What the task asks:
Could you set down every record below exactly as it appears?
Data for this task Start Marker
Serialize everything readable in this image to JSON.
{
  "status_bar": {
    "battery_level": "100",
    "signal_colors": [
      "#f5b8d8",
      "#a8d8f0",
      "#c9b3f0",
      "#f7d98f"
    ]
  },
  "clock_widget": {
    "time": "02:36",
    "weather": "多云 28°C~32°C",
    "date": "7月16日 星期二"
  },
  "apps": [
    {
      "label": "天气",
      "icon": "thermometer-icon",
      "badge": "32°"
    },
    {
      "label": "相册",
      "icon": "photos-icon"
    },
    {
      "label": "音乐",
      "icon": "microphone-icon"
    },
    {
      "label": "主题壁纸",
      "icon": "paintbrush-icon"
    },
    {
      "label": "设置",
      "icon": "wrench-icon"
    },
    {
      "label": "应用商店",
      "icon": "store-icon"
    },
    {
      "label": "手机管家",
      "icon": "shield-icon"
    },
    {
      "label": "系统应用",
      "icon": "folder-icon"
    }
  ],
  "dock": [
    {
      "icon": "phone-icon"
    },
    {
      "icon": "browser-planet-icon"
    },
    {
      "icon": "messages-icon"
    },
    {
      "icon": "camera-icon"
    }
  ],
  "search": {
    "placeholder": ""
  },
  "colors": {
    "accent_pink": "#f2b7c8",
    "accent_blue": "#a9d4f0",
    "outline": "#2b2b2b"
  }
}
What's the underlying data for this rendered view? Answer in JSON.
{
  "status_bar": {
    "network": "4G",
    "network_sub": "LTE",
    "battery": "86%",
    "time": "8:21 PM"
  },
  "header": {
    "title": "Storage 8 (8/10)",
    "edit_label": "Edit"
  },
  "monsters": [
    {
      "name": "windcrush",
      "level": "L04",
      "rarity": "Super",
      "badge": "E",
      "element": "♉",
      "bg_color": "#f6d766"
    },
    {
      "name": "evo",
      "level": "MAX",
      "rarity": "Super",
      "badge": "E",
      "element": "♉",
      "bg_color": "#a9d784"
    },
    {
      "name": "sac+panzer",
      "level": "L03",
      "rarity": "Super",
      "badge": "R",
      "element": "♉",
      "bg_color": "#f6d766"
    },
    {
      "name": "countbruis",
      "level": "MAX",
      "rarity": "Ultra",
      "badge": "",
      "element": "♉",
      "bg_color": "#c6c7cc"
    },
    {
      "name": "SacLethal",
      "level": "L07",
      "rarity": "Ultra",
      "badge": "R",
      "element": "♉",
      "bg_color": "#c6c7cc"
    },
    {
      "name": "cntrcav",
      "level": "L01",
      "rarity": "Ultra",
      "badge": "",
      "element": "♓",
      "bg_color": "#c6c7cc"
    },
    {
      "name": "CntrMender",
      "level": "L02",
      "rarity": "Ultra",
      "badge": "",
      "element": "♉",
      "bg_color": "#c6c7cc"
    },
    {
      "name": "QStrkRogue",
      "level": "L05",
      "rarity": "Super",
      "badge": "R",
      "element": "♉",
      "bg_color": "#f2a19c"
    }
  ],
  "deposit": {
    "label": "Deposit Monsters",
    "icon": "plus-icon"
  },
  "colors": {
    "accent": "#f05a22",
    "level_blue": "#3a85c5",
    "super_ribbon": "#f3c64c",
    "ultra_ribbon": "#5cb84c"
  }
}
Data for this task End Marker
Output below:
Serialize everything readable in this image to JSON.
{
  "status_bar": {
    "battery_level": "100",
    "signal_colors": [
      "#f5b8d8",
      "#a8d8f0",
      "#c9b3f0",
      "#f7d98f"
    ]
  },
  "clock_widget": {
    "time": "02:36",
    "weather": "多云 28°C~32°C",
    "date": "7月16日 星期二"
  },
  "apps": [
    {
      "label": "天气",
      "icon": "thermometer-icon",
      "badge": "32°"
    },
    {
      "label": "相册",
      "icon": "photos-icon"
    },
    {
      "label": "音乐",
      "icon": "microphone-icon"
    },
    {
      "label": "主题壁纸",
      "icon": "paintbrush-icon"
    },
    {
      "label": "设置",
      "icon": "wrench-icon"
    },
    {
      "label": "应用商店",
      "icon": "store-icon"
    },
    {
      "label": "手机管家",
      "icon": "shield-icon"
    },
    {
      "label": "系统应用",
      "icon": "folder-icon"
    }
  ],
  "dock": [
    {
      "icon": "phone-icon"
    },
    {
      "icon": "browser-planet-icon"
    },
    {
      "icon": "messages-icon"
    },
    {
      "icon": "camera-icon"
    }
  ],
  "search": {
    "placeholder": ""
  },
  "colors": {
    "accent_pink": "#f2b7c8",
    "accent_blue": "#a9d4f0",
    "outline": "#2b2b2b"
  }
}
What's the underlying data for this rendered view? Answer in JSON.
{
  "status_bar": {
    "network": "4G",
    "network_sub": "LTE",
    "battery": "86%",
    "time": "8:21 PM"
  },
  "header": {
    "title": "Storage 8 (8/10)",
    "edit_label": "Edit"
  },
  "monsters": [
    {
      "name": "windcrush",
      "level": "L04",
      "rarity": "Super",
      "badge": "E",
      "element": "♉",
      "bg_color": "#f6d766"
    },
    {
      "name": "evo",
      "level": "MAX",
      "rarity": "Super",
      "badge": "E",
      "element": "♉",
      "bg_color": "#a9d784"
    },
    {
      "name": "sac+panzer",
      "level": "L03",
      "rarity": "Super",
      "badge": "R",
      "element": "♉",
      "bg_color": "#f6d766"
    },
    {
      "name": "countbruis",
      "level": "MAX",
      "rarity": "Ultra",
      "badge": "",
      "element": "♉",
      "bg_color": "#c6c7cc"
    },
    {
      "name": "SacLethal",
      "level": "L07",
      "rarity": "Ultra",
      "badge": "R",
      "element": "♉",
      "bg_color": "#c6c7cc"
    },
    {
      "name": "cntrcav",
      "level": "L01",
      "rarity": "Ultra",
      "badge": "",
      "element": "♓",
      "bg_color": "#c6c7cc"
    },
    {
      "name": "CntrMender",
      "level": "L02",
      "rarity": "Ultra",
      "badge": "",
      "element": "♉",
      "bg_color": "#c6c7cc"
    },
    {
      "name": "QStrkRogue",
      "level": "L05",
      "rarity": "Super",
      "badge": "R",
      "element": "♉",
      "bg_color": "#f2a19c"
    }
  ],
  "deposit": {
    "label": "Deposit Monsters",
    "icon": "plus-icon"
  },
  "colors": {
    "accent": "#f05a22",
    "level_blue": "#3a85c5",
    "super_ribbon": "#f3c64c",
    "ultra_ribbon": "#5cb84c"
  }
}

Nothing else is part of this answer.